Set in a village in the Mandya district of Karnataka, Thithi (11th day ceremony for a dead soul) is quite clearly about death, the passing on of a patriarch and its repercussions on three generations of his family. But for a film dealing with mortality, Thithi has given birth to a brand new voice in the growing tribe of young, independent Indian filmmakers: that of 26-year-old Bangalore boy Raam Reddy. His Kannada film recently won two top international awards—The Golden Leopard in "Cinema of the Present" category and the Swatch First Feature Award—at the prestigious Locarno Film Festival in Switzerland.
Raam’s clarity, distilled thought and confident articulation belie his young age. How did this economics student from Delhi’s St Stephen’s College get into films? “I was drawn more to the arts than the world of logic. The strong writing culture in the college opened me up to the world of prose,” he says. He used to write poetry as a boy, was into photography and even held an exhibition of his wildlife photos when he was just 15. So, the second year in college found him writing and publishing a novel, It’s Raining In Maya. The choice of filmmaking then was a natural progression, a medium that brought all his passions—writing, image and sound—together on a single platform.
Raam took his first shot at moving pictures through shorts. The one he made in Telugu, Ika (Feather), went on to win national and international awards and was screened in over 15 film festivals. A film about filmmaking, Ika tells the story of a boy in Bangalore slums wanting to make a film with a cardboard box camera that he has made himself with a magnifying lens and a vhs. The idea for Thithi took root when he went to his childhood friend and co-writer Ere Gowda’s village in Mandya, off the Bangalore-Mysore highway. Actual work on it, however, began only after Raam had spent a year at the Prague Film School, to understand the technicalities of the process.
Thithi captures what unfolds 11 days after the death of a cranky 101-year-old man. His elderly son, Gadappa, is an aimless drifter, though he does have a magnificent grey beard. His scheming, materialistic grandson Thamanna only wants his grandfather’s five-acre property before someone else usurps it from under his father’s nose. Then there is his great-grandson Abhi who is in love with the local shepherdess.
Critics have praised the film for the freshness of the story, the craft and the unorthodoxy of the filmmaking process. Raam thinks it’s the rootedness that has lent it a universal appeal. Made at a frugal budget, it is marked by simplicity, eye for detail and is drenched in its milieu, ethos and culture.

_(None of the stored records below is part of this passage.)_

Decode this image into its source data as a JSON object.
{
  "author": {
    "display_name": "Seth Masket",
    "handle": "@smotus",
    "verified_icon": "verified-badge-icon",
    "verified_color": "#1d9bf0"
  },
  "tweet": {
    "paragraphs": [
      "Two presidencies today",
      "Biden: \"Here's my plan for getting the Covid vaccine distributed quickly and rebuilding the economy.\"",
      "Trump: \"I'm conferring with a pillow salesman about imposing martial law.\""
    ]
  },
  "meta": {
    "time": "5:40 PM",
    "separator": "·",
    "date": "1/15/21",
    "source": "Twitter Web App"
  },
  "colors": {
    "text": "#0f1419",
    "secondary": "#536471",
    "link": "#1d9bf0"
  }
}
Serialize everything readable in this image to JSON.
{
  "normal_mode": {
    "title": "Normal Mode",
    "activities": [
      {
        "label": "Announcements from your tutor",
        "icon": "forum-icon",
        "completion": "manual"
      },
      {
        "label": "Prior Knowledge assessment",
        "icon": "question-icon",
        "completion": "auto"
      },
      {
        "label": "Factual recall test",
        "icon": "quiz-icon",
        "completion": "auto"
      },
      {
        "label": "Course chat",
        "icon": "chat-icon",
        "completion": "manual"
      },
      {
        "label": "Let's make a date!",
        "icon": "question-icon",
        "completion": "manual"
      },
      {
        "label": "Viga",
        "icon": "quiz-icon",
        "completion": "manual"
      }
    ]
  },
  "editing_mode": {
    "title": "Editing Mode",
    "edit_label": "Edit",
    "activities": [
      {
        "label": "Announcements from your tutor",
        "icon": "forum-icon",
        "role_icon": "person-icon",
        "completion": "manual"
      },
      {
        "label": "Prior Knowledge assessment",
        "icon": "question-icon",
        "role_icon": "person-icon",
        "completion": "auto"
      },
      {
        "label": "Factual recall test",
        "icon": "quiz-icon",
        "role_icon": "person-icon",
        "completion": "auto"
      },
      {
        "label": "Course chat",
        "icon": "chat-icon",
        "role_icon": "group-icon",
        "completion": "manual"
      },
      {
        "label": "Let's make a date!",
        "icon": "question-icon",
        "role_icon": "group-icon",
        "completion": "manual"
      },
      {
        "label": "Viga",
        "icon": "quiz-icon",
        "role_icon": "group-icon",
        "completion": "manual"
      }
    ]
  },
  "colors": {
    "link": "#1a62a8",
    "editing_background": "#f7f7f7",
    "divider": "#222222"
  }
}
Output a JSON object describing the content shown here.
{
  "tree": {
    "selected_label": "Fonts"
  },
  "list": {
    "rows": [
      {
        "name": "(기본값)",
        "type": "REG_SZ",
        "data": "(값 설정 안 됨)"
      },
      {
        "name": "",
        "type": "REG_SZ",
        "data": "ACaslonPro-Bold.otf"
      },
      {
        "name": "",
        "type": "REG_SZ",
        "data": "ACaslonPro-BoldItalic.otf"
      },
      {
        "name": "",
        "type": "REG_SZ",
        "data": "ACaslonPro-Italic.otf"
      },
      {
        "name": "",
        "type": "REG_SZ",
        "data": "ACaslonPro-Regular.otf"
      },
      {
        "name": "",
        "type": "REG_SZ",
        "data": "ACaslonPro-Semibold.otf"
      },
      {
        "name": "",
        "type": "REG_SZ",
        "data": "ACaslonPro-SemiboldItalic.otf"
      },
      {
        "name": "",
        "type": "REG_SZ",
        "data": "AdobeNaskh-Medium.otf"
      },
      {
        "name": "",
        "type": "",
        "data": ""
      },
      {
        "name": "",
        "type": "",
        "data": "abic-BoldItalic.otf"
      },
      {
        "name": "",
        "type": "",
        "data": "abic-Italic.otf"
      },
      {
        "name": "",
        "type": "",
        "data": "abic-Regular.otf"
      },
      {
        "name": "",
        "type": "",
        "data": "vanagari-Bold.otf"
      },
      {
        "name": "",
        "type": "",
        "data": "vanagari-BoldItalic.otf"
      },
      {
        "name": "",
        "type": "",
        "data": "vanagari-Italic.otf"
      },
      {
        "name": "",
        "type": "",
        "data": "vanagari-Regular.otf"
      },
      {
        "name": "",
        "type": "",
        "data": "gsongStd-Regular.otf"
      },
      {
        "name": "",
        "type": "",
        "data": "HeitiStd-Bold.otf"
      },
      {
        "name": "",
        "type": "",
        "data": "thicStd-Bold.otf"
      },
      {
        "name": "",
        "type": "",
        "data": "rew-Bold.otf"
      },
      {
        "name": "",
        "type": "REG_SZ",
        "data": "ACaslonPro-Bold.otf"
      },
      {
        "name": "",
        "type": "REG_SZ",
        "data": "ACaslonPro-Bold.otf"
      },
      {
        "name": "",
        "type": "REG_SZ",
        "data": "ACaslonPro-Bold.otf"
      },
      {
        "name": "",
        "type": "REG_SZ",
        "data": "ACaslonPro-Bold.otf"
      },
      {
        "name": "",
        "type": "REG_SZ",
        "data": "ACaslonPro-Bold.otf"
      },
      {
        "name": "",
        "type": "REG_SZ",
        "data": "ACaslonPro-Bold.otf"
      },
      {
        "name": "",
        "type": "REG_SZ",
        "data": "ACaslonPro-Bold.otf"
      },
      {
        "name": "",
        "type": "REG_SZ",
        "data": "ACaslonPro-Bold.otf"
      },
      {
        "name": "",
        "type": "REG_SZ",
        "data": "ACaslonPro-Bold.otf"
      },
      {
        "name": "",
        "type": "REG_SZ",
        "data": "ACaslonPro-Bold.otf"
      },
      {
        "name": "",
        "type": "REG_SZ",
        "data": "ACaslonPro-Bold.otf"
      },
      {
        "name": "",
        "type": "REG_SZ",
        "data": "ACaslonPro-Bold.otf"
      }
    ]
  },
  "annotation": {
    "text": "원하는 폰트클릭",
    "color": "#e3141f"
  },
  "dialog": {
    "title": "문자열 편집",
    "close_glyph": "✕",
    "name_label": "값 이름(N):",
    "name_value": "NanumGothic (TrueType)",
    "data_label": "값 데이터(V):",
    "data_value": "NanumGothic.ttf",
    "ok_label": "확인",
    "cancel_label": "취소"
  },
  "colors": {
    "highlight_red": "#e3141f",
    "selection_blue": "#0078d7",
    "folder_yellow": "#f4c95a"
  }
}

The three main actors were cast even before the writing started. Leave alone aspiring actors, 90 per cent of its cast comprises totally non-professional actors—farmers of the village, for instance—lending the film an added shot of authenticity. None of them was made to go through the drill of an acting workshop. Instead it was the camera that followed them, moved with them, tried to understand them and their psyche, how they worked, what made them tick and adjust to each other’s quirks. Raam calls it a “community-centred project”. Though revolving around a death, there is a playful feel to the film, while there is humour, it never loses balance to become mindless slapstick. There is warmth, humaneness, empathy and insight into human nature than a judgemental tone.
Raam comes from a family of industrialists and his mother is a social worker and Padmashri awardee. “But what does run in the family is the ability to follow your heart, the quest for perfection and creativity in whatever you are doing,” says Raam. Meanwhile, the two leopards he carried back on the flight from Locarno haven’t hit home yet. But what he is certain of is a lifetime of “lights, camera, action”.